Thursday, April 22, 2021

The Greatest World Series Ever: 1951 Yankees vs. 1998 Yankees, Game 5

We are once again at the original Yankee Stadium for a crucial Game 5 in the Greatest World Series Ever. (According to the Law of Sports Jargon, the phrase "Game 5" must always be preceded by the world "crucial," as if any other game in a best-of-7 series isn't.)

We're all tied up at 2 games each, and we're back to the Game 1 starters today: Vic Raschi, who has been unbeatable in this tournament so far, against David Cone.

We're ready for the first pitch. Click below to see the details of the game:

Bottom of the 2nd: After a 1-2-3 first inning, Gil McDougald sends a 1-1 pitch from David Cone into left for a single. Gene Woodling pops out to short, bringing up Mickey Mantle. Mantle gets ahold of a 2-1 fastball and crushes it, sending it deep into the upper deck in right field and putting the 1951 Yankees out in front early. Score: 1951 2, 1998 0.

Bottom of the 6th: Hank Bauer hits a 1-out single to get things started. After Yogi Berra flies out, McDougald bounces one up the middle for his second hit of the game. Woodling works a walk to load the bases for Mantle. With the count 3-2, Mantle fouls off a pair of pitches before Cone misses low to force in a run. Coney gets Bobby Brown to hit a comebacker to end the inning and avoid more damage. Score: 1951 3, 1998 0.

Top of the 7th: Chuck Knoblauch leads off by lining a shot down the left-field line for a double off Vic Raschi. After Chad Curtis looks at strike 3, Shane Spencer grounds out to second base, moving Knoblauch to third. Derek Jeter gets the '98 Yankees on the board with a single to left. A Scott Brosius grounder forces Jeter at second to end the inning. Score: 1951 3, 1998 1.

Bottom of the 8th: Cone, still in the game, hits McDougald with a pitch to put him at first. A groundout by Woodling and a deep fly by Mantle move him to third, and Brown singles to center for an insurance run. Score: 1951 4, 1998 1.

Top of the 9th: Raschi is still in there, looking strong. Knoblauch hits a routine grounder to short, and Curtis strikes out for the third time in the game to put the '51 Yanks on the verge of the win. Spencer lines a double to the gap in right-center, though, to keep the '98 team alive and bring up Jeter. The captain hits a hard liner, but it's right at McDougald at third base for the final out. Raschi throws a complete game, scattering 8 hits and striking out 11. He's 8-0 in the tournament. 

FINAL SCORE: 1951 Yankees 4, 1998 Yankees 1

The 1998 Yankees have gone 7 games in their first three series in the tournament. Can they force another Game 7? We'll see tomorrow.

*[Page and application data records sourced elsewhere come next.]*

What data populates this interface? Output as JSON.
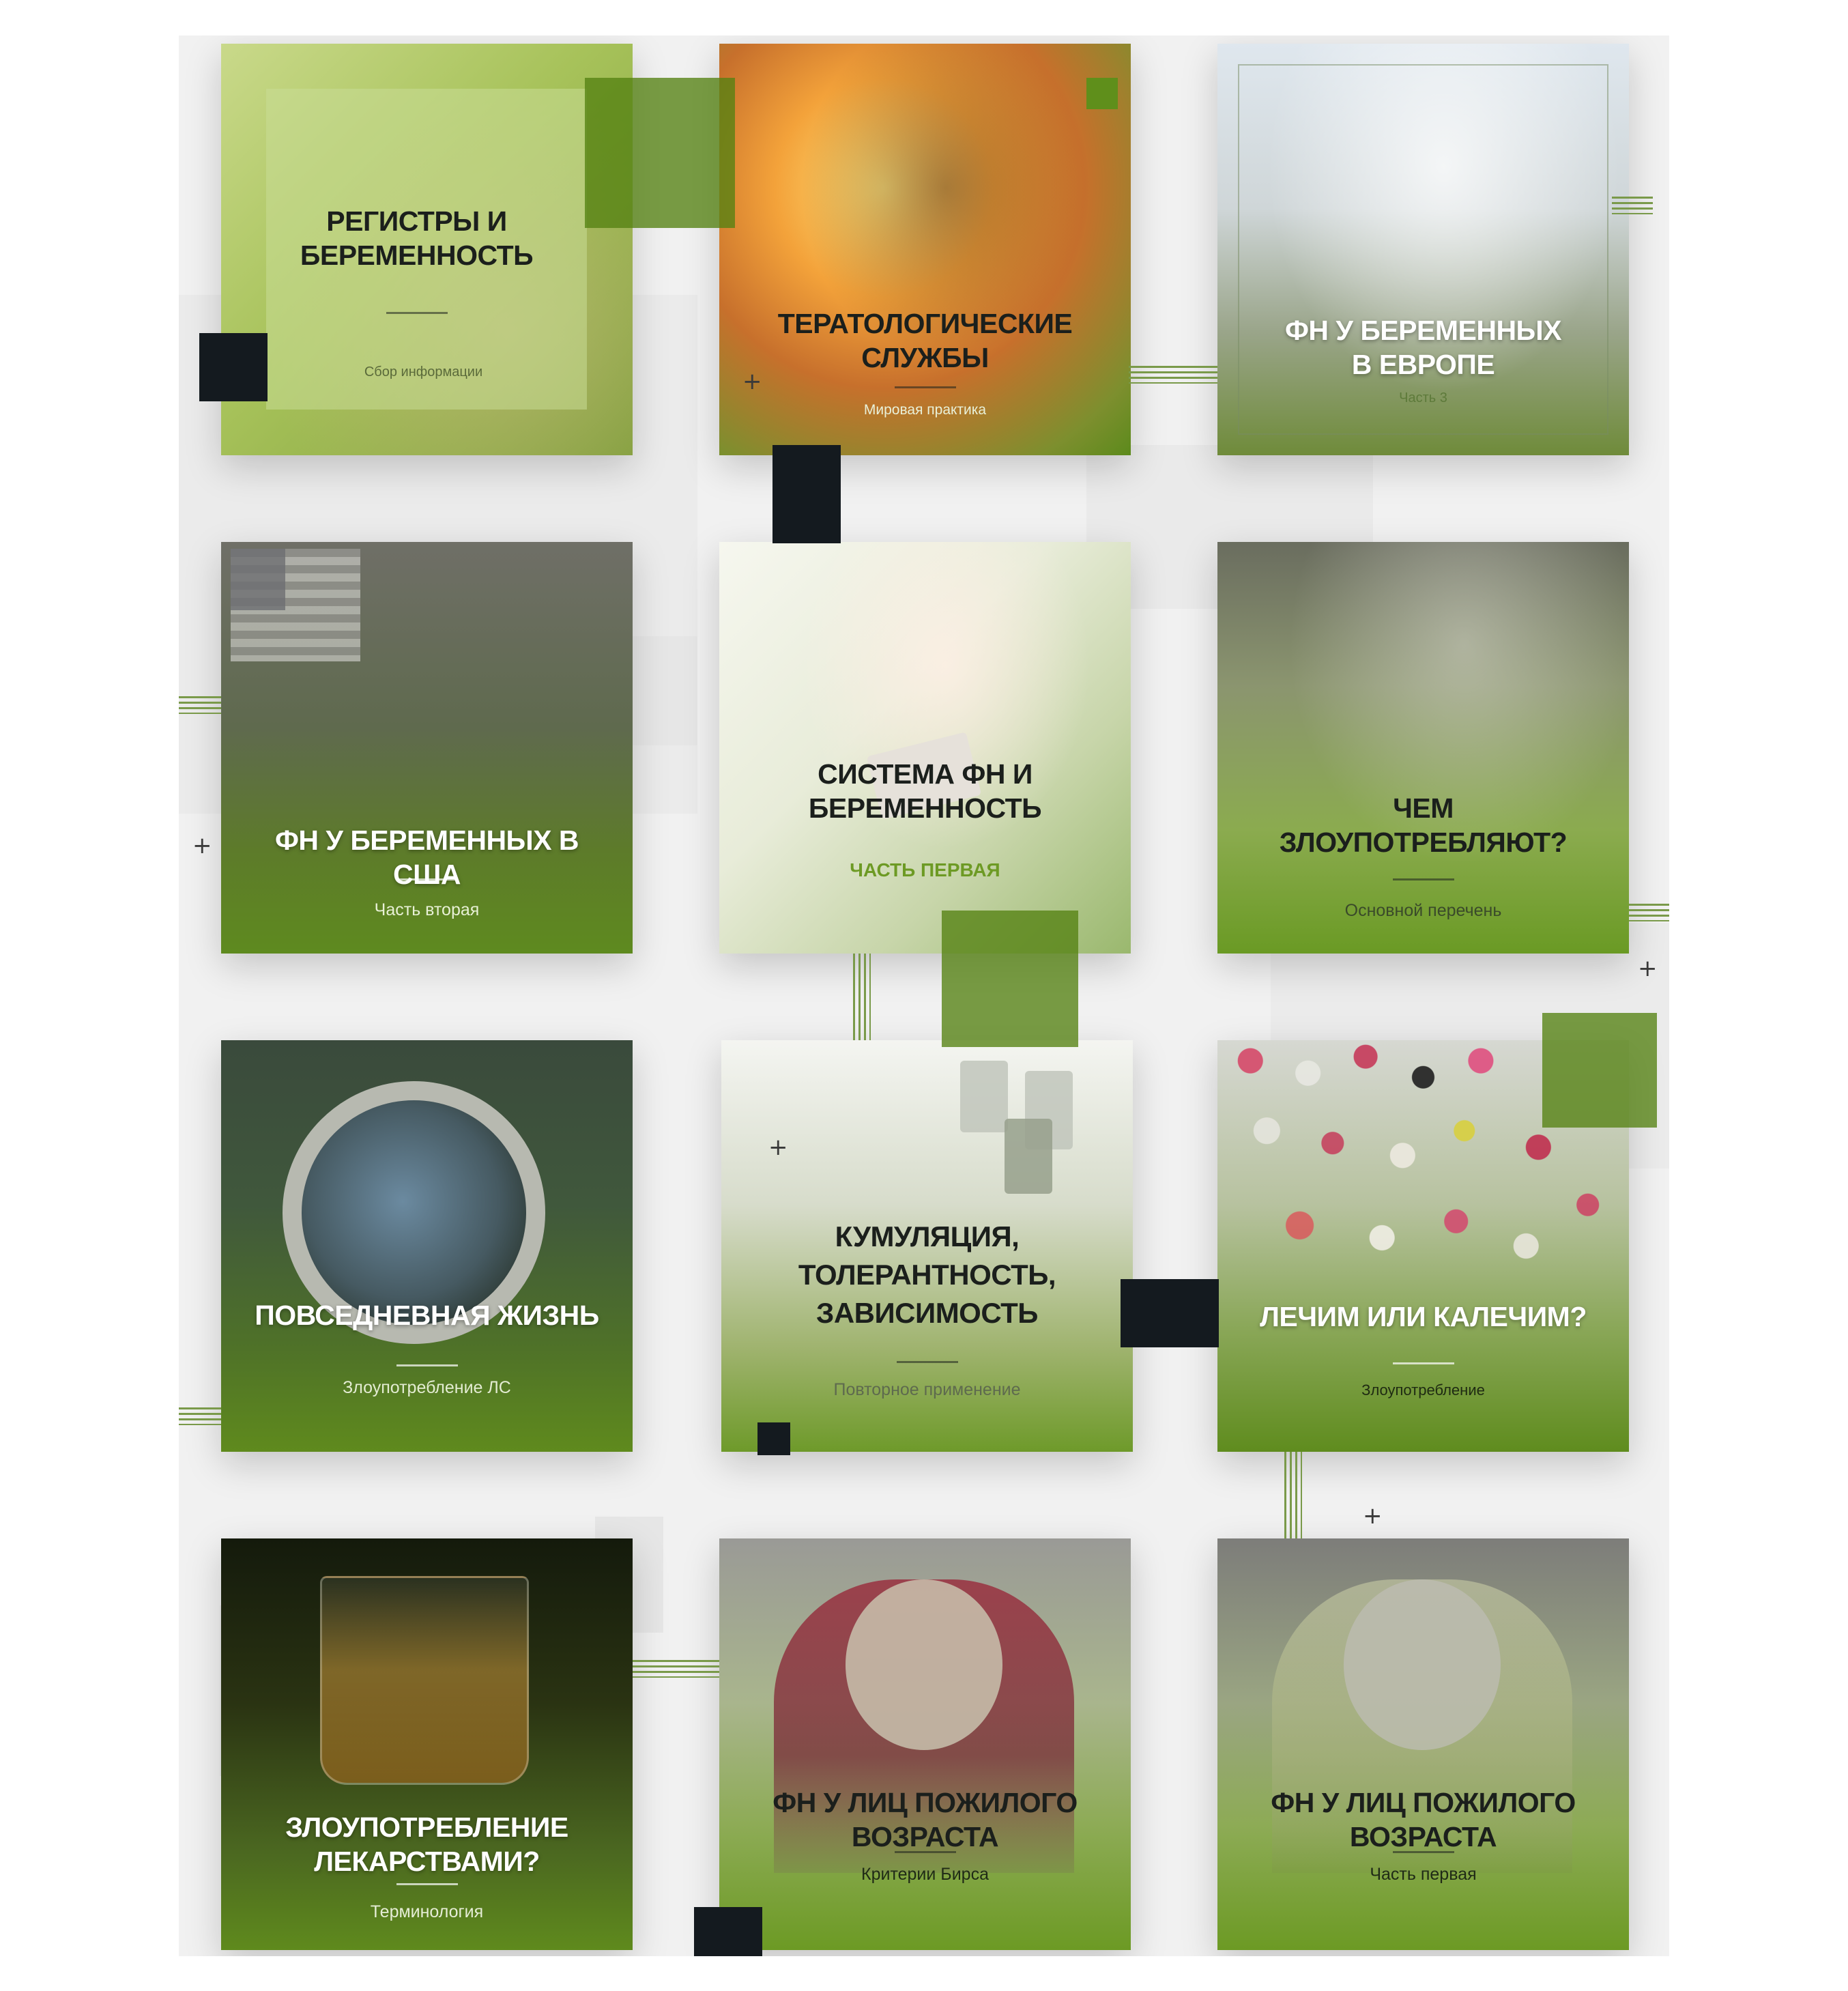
{
  "cards": [
    {
      "title": "Регистры и беременность",
      "subtitle": "Сбор информации"
    },
    {
      "title": "Тератологические службы",
      "subtitle": "Мировая практика"
    },
    {
      "title": "ФН у беременных в Европе",
      "subtitle": "Часть 3"
    },
    {
      "title": "ФН у беременных в США",
      "subtitle": "Часть вторая"
    },
    {
      "title": "Система ФН и беременность",
      "subtitle": "ЧАСТЬ ПЕРВАЯ"
    },
    {
      "title": "Чем злоупотребляют?",
      "subtitle": "Основной перечень"
    },
    {
      "title": "Повседневная жизнь",
      "subtitle": "Злоупотребление ЛС"
    },
    {
      "title": "Кумуляция, толерантность, зависимость",
      "subtitle": "Повторное применение"
    },
    {
      "title": "Лечим или калечим?",
      "subtitle": "Злоупотребление"
    },
    {
      "title": "Злоупотребление лекарствами?",
      "subtitle": "Терминология"
    },
    {
      "title": "ФН у лиц пожилого возраста",
      "subtitle": "Критерии Бирса"
    },
    {
      "title": "ФН у лиц пожилого возраста",
      "subtitle": "Часть первая"
    }
  ],
  "colors": {
    "accent_green": "#5f8f1b",
    "dark_square": "#141a1f",
    "canvas": "#f1f1f1"
  }
}
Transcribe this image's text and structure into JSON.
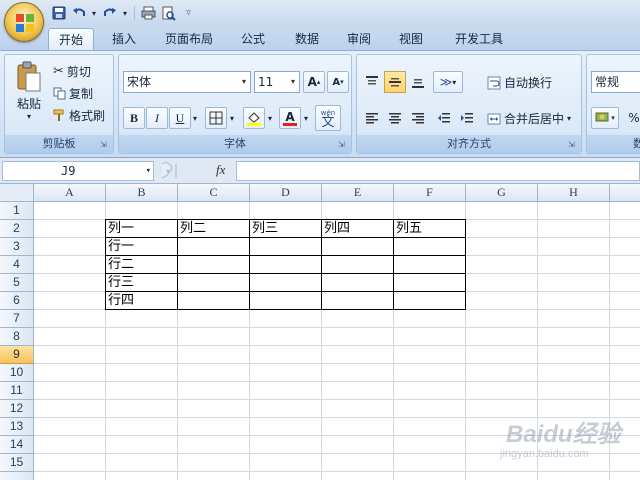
{
  "quick_access": {
    "icons": [
      "save-icon",
      "undo-icon",
      "redo-icon",
      "print-preview-icon",
      "customize-icon"
    ]
  },
  "tabs": [
    {
      "label": "开始",
      "active": true
    },
    {
      "label": "插入",
      "active": false
    },
    {
      "label": "页面布局",
      "active": false
    },
    {
      "label": "公式",
      "active": false
    },
    {
      "label": "数据",
      "active": false
    },
    {
      "label": "审阅",
      "active": false
    },
    {
      "label": "视图",
      "active": false
    },
    {
      "label": "开发工具",
      "active": false
    }
  ],
  "clipboard": {
    "paste_label": "粘贴",
    "cut_label": "剪切",
    "copy_label": "复制",
    "format_painter_label": "格式刷",
    "group_label": "剪贴板"
  },
  "font": {
    "font_name": "宋体",
    "font_size": "11",
    "bold": "B",
    "italic": "I",
    "underline": "U",
    "font_color_glyph": "A",
    "phonetic_glyph": "文",
    "phonetic_small": "wén",
    "group_label": "字体"
  },
  "alignment": {
    "wrap_text_label": "自动换行",
    "merge_center_label": "合并后居中",
    "group_label": "对齐方式"
  },
  "number": {
    "format_value": "常规",
    "group_label_partial": "数",
    "percent_glyph": "%"
  },
  "formula_bar": {
    "name_box": "J9",
    "fx_label": "fx",
    "formula_value": ""
  },
  "sheet": {
    "columns": [
      "A",
      "B",
      "C",
      "D",
      "E",
      "F",
      "G",
      "H"
    ],
    "rows": [
      "1",
      "2",
      "3",
      "4",
      "5",
      "6",
      "7",
      "8",
      "9",
      "10",
      "11",
      "12",
      "13",
      "14",
      "15"
    ],
    "selected_row": "9",
    "table_header": [
      "列一",
      "列二",
      "列三",
      "列四",
      "列五"
    ],
    "table_rows": [
      "行一",
      "行二",
      "行三",
      "行四"
    ]
  },
  "watermark": {
    "text1": "Baidu经验",
    "text2": "jingyan.baidu.com"
  },
  "colors": {
    "ribbon_blue": "#d6e5f6",
    "selection_orange": "#f7c25a",
    "grid_line": "#d0d7e5"
  }
}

Game 6 pitching matchup: Andy Pettitte vs. Allie Reynolds.

The boxscore:



3 comments:

JM said...

You know we're dealing with vintage teams when both starters go the distance. That actually was possible in a time long ago and far away.

I'm rooting for '51. The fact that they're currently winning the series and can wrap it up with the next game says, I must admit, that the software Bern is using must be pretty amazing. Although I was stinging from the loss of the '27 team, this is getting verrry interesting.

When's the next game? Posted tomorrow?

Great idea, Bern, thanks for the work you're putting in to deliver on it.

HoraceClarke66 said...

So, DiMaggio back to the bench, despite his key, pinch-hit double.

Jeter bats fourth, delivers a key home run...and is back to batting first.

Why, this computer could set strategy for the Yankees today! (Hmm, maybe it IS setting strategy for the Yankees today!)

el duque said...

The computer must have been the original inspiration for Billy's "out-of-the-hat" lineup.